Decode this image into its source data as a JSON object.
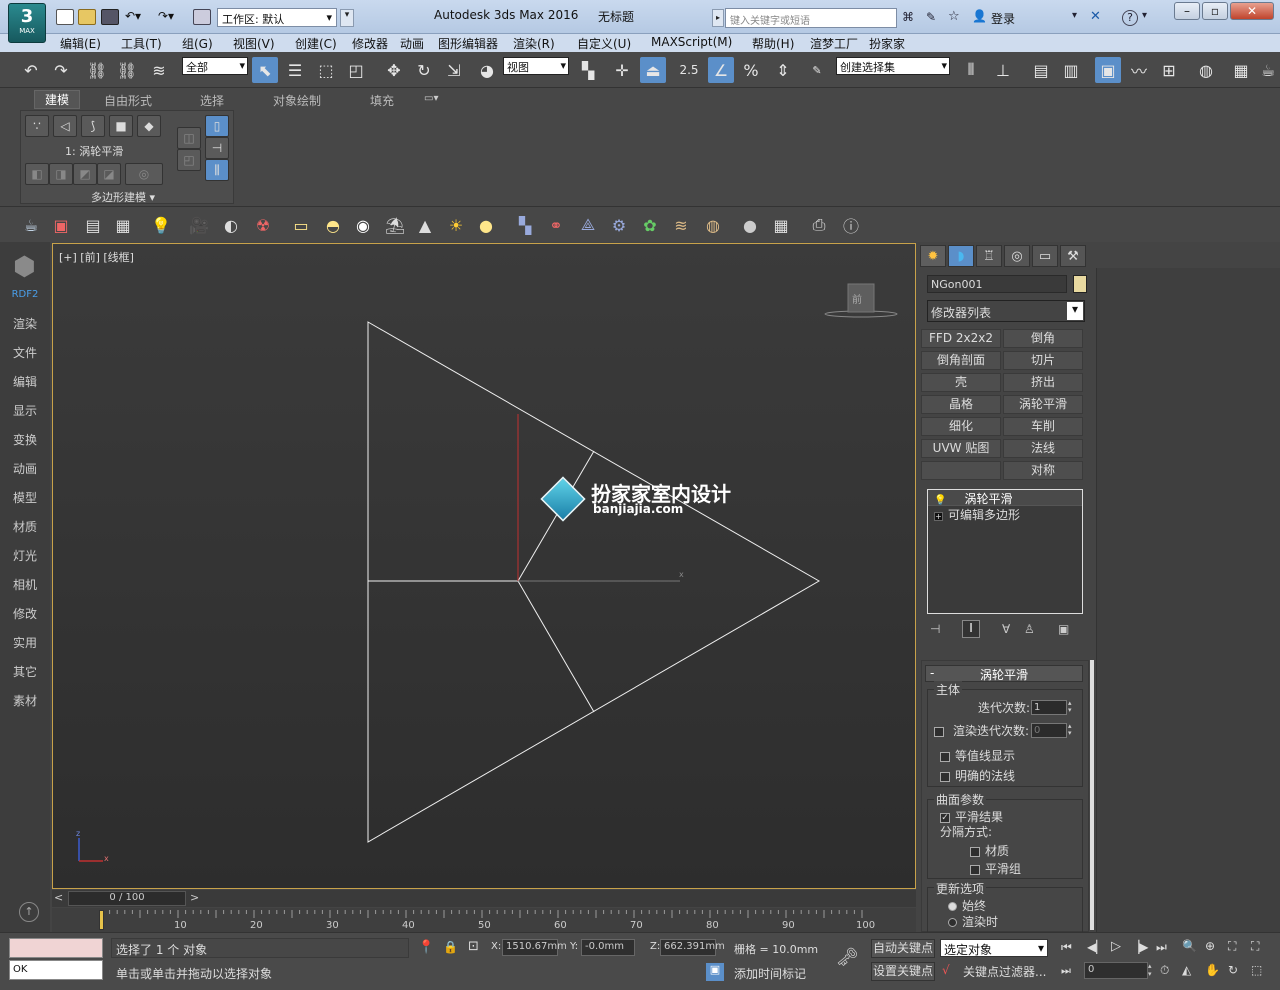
{
  "app": {
    "logo": "MAX",
    "title": "Autodesk 3ds Max 2016",
    "doc_title": "无标题",
    "workspace": "工作区: 默认",
    "search_placeholder": "键入关键字或短语",
    "login": "登录",
    "help": "?"
  },
  "menus": [
    "编辑(E)",
    "工具(T)",
    "组(G)",
    "视图(V)",
    "创建(C)",
    "修改器",
    "动画",
    "图形编辑器",
    "渲染(R)",
    "自定义(U)",
    "MAXScript(M)",
    "帮助(H)",
    "渲梦工厂",
    "扮家家"
  ],
  "toolbar": {
    "selection_filter": "全部",
    "ref_coord": "视图",
    "snap_angle": "2.5",
    "percent_snap": "%",
    "named_selection": "创建选择集"
  },
  "ribbon": {
    "tabs": [
      "建模",
      "自由形式",
      "选择",
      "对象绘制",
      "填充"
    ],
    "modifier_label": "1: 涡轮平滑",
    "section_label": "多边形建模 ▾"
  },
  "left_sidebar": {
    "brand": "RDF2",
    "items": [
      "渲染",
      "文件",
      "编辑",
      "显示",
      "变换",
      "动画",
      "模型",
      "材质",
      "灯光",
      "相机",
      "修改",
      "实用",
      "其它",
      "素材"
    ]
  },
  "viewport": {
    "label": "[+] [前] [线框]",
    "viewcube": "前",
    "watermark_title": "扮家家室内设计",
    "watermark_url": "banjiajia.com",
    "axis_z": "z",
    "axis_x": "x"
  },
  "command_panel": {
    "object_name": "NGon001",
    "object_color": "#e8d9a0",
    "modifier_list": "修改器列表",
    "modifier_buttons": [
      "FFD 2x2x2",
      "倒角",
      "倒角剖面",
      "切片",
      "壳",
      "挤出",
      "晶格",
      "涡轮平滑",
      "细化",
      "车削",
      "UVW 贴图",
      "法线",
      "",
      "对称"
    ],
    "stack": [
      "涡轮平滑",
      "可编辑多边形"
    ],
    "rollout_title": "涡轮平滑",
    "main_group": "主体",
    "iterations_label": "迭代次数:",
    "iterations_value": "1",
    "render_iters_label": "渲染迭代次数:",
    "render_iters_value": "0",
    "isoline_label": "等值线显示",
    "explicit_normals_label": "明确的法线",
    "surface_group": "曲面参数",
    "smooth_result_label": "平滑结果",
    "separate_by_label": "分隔方式:",
    "materials_label": "材质",
    "smoothing_groups_label": "平滑组",
    "update_group": "更新选项",
    "always_label": "始终",
    "when_render_label": "渲染时"
  },
  "timeline": {
    "frame_display": "0 / 100",
    "prev": "<",
    "next": ">",
    "ticks": [
      "10",
      "20",
      "30",
      "40",
      "50",
      "60",
      "70",
      "80",
      "90",
      "100"
    ]
  },
  "statusbar": {
    "maxscript_out": "OK",
    "selection_msg": "选择了 1 个 对象",
    "prompt_msg": "单击或单击并拖动以选择对象",
    "x_label": "X:",
    "x_value": "1510.67mm",
    "y_label": "Y:",
    "y_value": "-0.0mm",
    "z_label": "Z:",
    "z_value": "662.391mm",
    "grid": "栅格 = 10.0mm",
    "add_time_tag": "添加时间标记",
    "auto_key": "自动关键点",
    "selected_object": "选定对象",
    "set_key": "设置关键点",
    "key_filter": "关键点过滤器...",
    "frame_value": "0"
  }
}
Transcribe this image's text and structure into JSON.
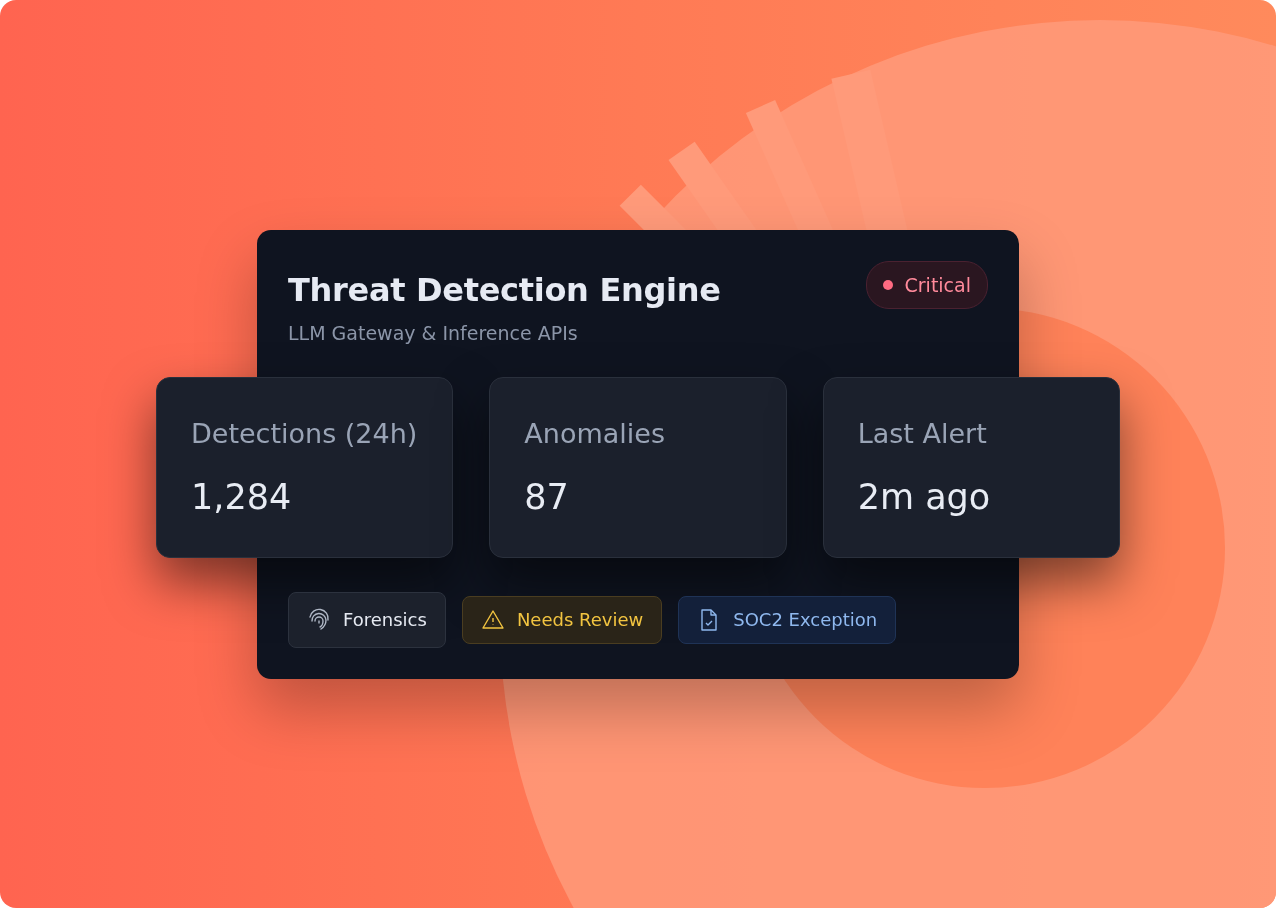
{
  "card": {
    "title": "Threat Detection Engine",
    "subtitle": "LLM Gateway & Inference APIs",
    "status": {
      "label": "Critical",
      "kind": "critical"
    },
    "stats": [
      {
        "label": "Detections (24h)",
        "value": "1,284"
      },
      {
        "label": "Anomalies",
        "value": "87"
      },
      {
        "label": "Last Alert",
        "value": "2m ago"
      }
    ],
    "tags": [
      {
        "label": "Forensics",
        "kind": "fingerprint"
      },
      {
        "label": "Needs Review",
        "kind": "warning"
      },
      {
        "label": "SOC2 Exception",
        "kind": "document"
      }
    ]
  }
}
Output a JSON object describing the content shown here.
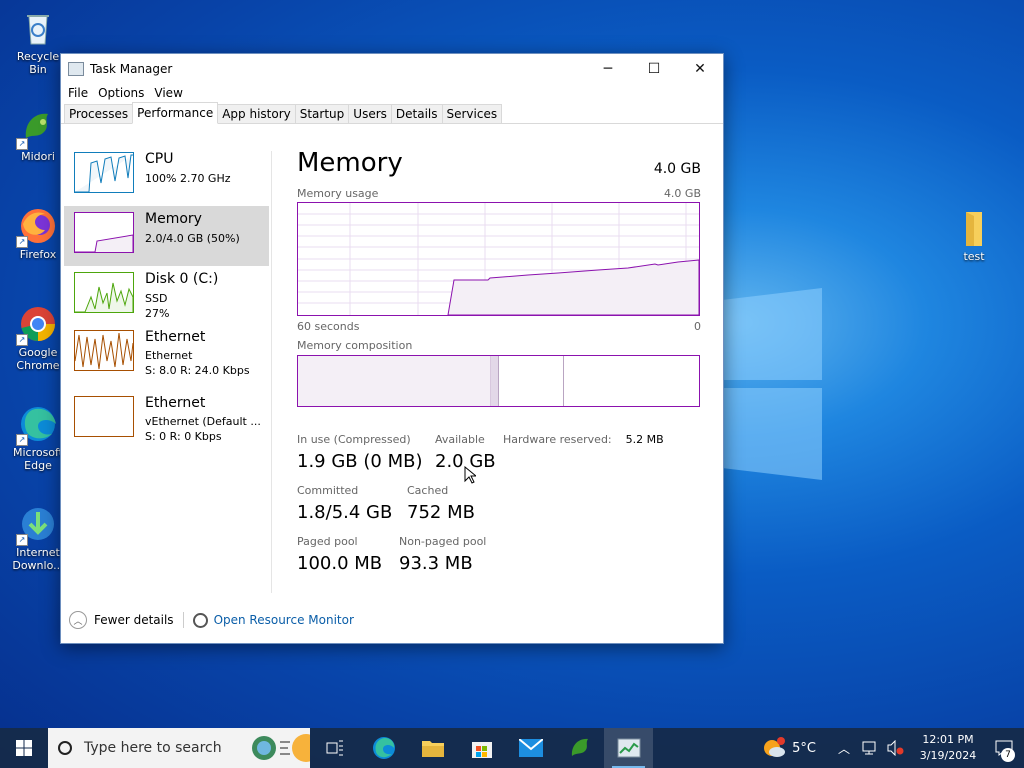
{
  "desktop": {
    "icons": [
      {
        "label": "Recycle Bin",
        "icon": "recycle-bin-icon"
      },
      {
        "label": "Midori",
        "icon": "midori-icon"
      },
      {
        "label": "Firefox",
        "icon": "firefox-icon"
      },
      {
        "label": "Google Chrome",
        "icon": "chrome-icon"
      },
      {
        "label": "Microsoft Edge",
        "icon": "edge-icon"
      },
      {
        "label": "Internet Downlo...",
        "icon": "idm-icon"
      }
    ],
    "folder": {
      "label": "test",
      "icon": "folder-icon"
    }
  },
  "window": {
    "title": "Task Manager",
    "menu": [
      "File",
      "Options",
      "View"
    ],
    "tabs": [
      "Processes",
      "Performance",
      "App history",
      "Startup",
      "Users",
      "Details",
      "Services"
    ],
    "active_tab": "Performance",
    "resources": [
      {
        "name": "CPU",
        "line1": "100%  2.70 GHz",
        "line2": "",
        "line3": "",
        "color": "#117dbb"
      },
      {
        "name": "Memory",
        "line1": "2.0/4.0 GB (50%)",
        "line2": "",
        "line3": "",
        "color": "#8b12ae"
      },
      {
        "name": "Disk 0 (C:)",
        "line1": "SSD",
        "line2": "27%",
        "line3": "",
        "color": "#4da60c"
      },
      {
        "name": "Ethernet",
        "line1": "Ethernet",
        "line2": "S: 8.0  R: 24.0 Kbps",
        "line3": "",
        "color": "#a74f01"
      },
      {
        "name": "Ethernet",
        "line1": "vEthernet (Default ...",
        "line2": "S: 0  R: 0 Kbps",
        "line3": "",
        "color": "#a74f01"
      }
    ],
    "memory": {
      "title": "Memory",
      "total": "4.0 GB",
      "usage_label": "Memory usage",
      "usage_max": "4.0 GB",
      "time_left": "60 seconds",
      "time_right": "0",
      "composition_label": "Memory composition",
      "in_use_label": "In use (Compressed)",
      "in_use_value": "1.9 GB (0 MB)",
      "available_label": "Available",
      "available_value": "2.0 GB",
      "hw_reserved_label": "Hardware reserved:",
      "hw_reserved_value": "5.2 MB",
      "committed_label": "Committed",
      "committed_value": "1.8/5.4 GB",
      "cached_label": "Cached",
      "cached_value": "752 MB",
      "paged_label": "Paged pool",
      "paged_value": "100.0 MB",
      "nonpaged_label": "Non-paged pool",
      "nonpaged_value": "93.3 MB"
    },
    "footer": {
      "fewer": "Fewer details",
      "monitor": "Open Resource Monitor"
    }
  },
  "taskbar": {
    "search_placeholder": "Type here to search",
    "weather": "5°C",
    "time": "12:01 PM",
    "date": "3/19/2024",
    "notifications": "7"
  }
}
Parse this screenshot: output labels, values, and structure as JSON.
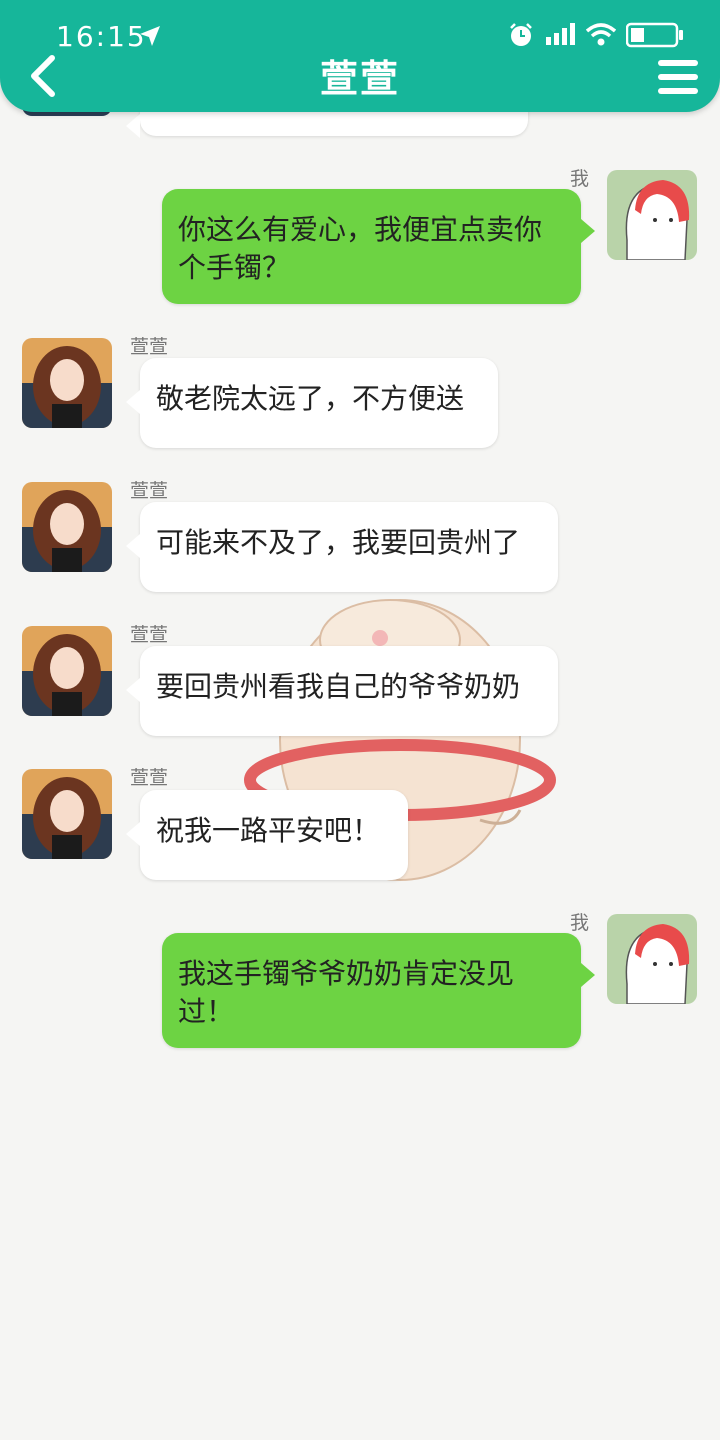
{
  "status_bar": {
    "time": "16:15"
  },
  "header": {
    "title": "萱萱"
  },
  "messages": [
    {
      "side": "left",
      "sender": "",
      "text": ""
    },
    {
      "side": "right",
      "sender": "我",
      "text": "你这么有爱心，我便宜点卖你个手镯？"
    },
    {
      "side": "left",
      "sender": "萱萱",
      "text": "敬老院太远了，不方便送"
    },
    {
      "side": "left",
      "sender": "萱萱",
      "text": "可能来不及了，我要回贵州了"
    },
    {
      "side": "left",
      "sender": "萱萱",
      "text": "要回贵州看我自己的爷爷奶奶"
    },
    {
      "side": "left",
      "sender": "萱萱",
      "text": "祝我一路平安吧！"
    },
    {
      "side": "right",
      "sender": "我",
      "text": "我这手镯爷爷奶奶肯定没见过！"
    }
  ],
  "colors": {
    "header": "#16b69a",
    "bubble_me": "#6dd343",
    "bubble_other": "#ffffff",
    "background": "#f5f5f3"
  }
}
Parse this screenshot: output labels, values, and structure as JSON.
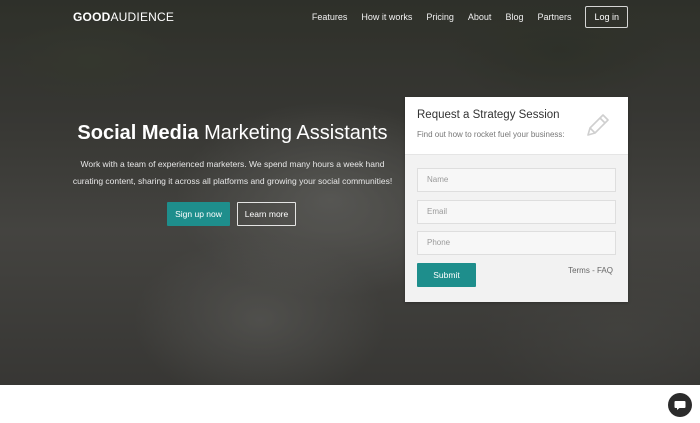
{
  "brand": {
    "bold": "GOOD",
    "light": "AUDIENCE"
  },
  "nav": {
    "items": [
      "Features",
      "How it works",
      "Pricing",
      "About",
      "Blog",
      "Partners"
    ],
    "login_label": "Log in"
  },
  "hero": {
    "headline_bold": "Social Media",
    "headline_light": "Marketing Assistants",
    "subtext": "Work with a team of experienced marketers. We spend many hours a week hand curating content, sharing it across all platforms and growing your social communities!",
    "primary_button": "Sign up now",
    "secondary_button": "Learn more"
  },
  "form": {
    "title": "Request a Strategy Session",
    "subtitle": "Find out how to rocket fuel your business:",
    "name_placeholder": "Name",
    "email_placeholder": "Email",
    "phone_placeholder": "Phone",
    "submit_label": "Submit",
    "terms_link": "Terms",
    "separator": "-",
    "faq_link": "FAQ"
  },
  "colors": {
    "accent": "#1e8e8c",
    "chat_bubble": "#2b2b2b"
  },
  "icons": {
    "form_icon": "pencil-icon",
    "chat_icon": "chat-bubble-icon"
  }
}
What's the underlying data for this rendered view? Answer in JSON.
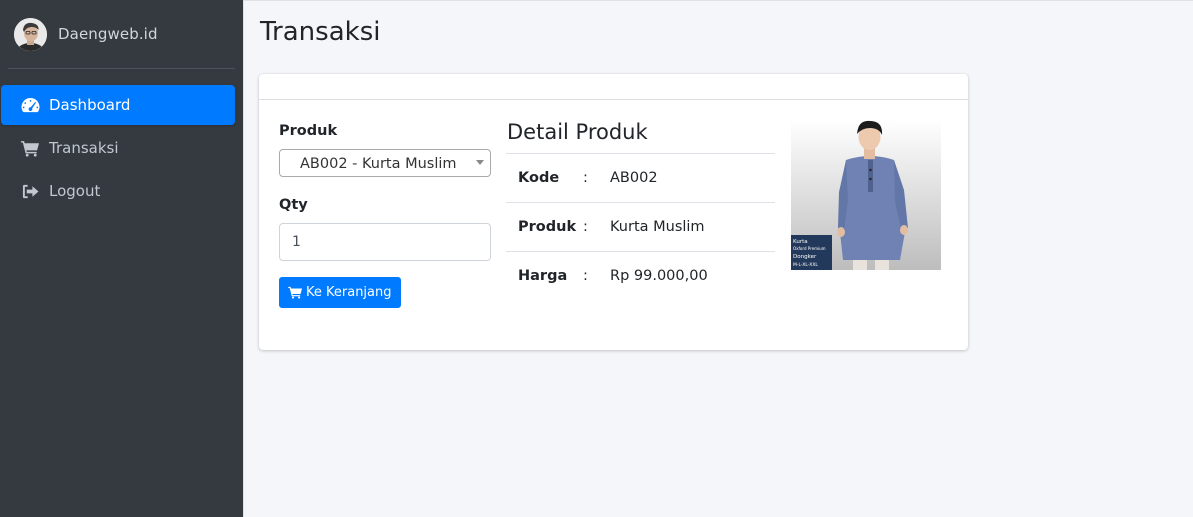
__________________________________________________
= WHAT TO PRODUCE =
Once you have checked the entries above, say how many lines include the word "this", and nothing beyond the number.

= EXERCISE SOLUTION =
5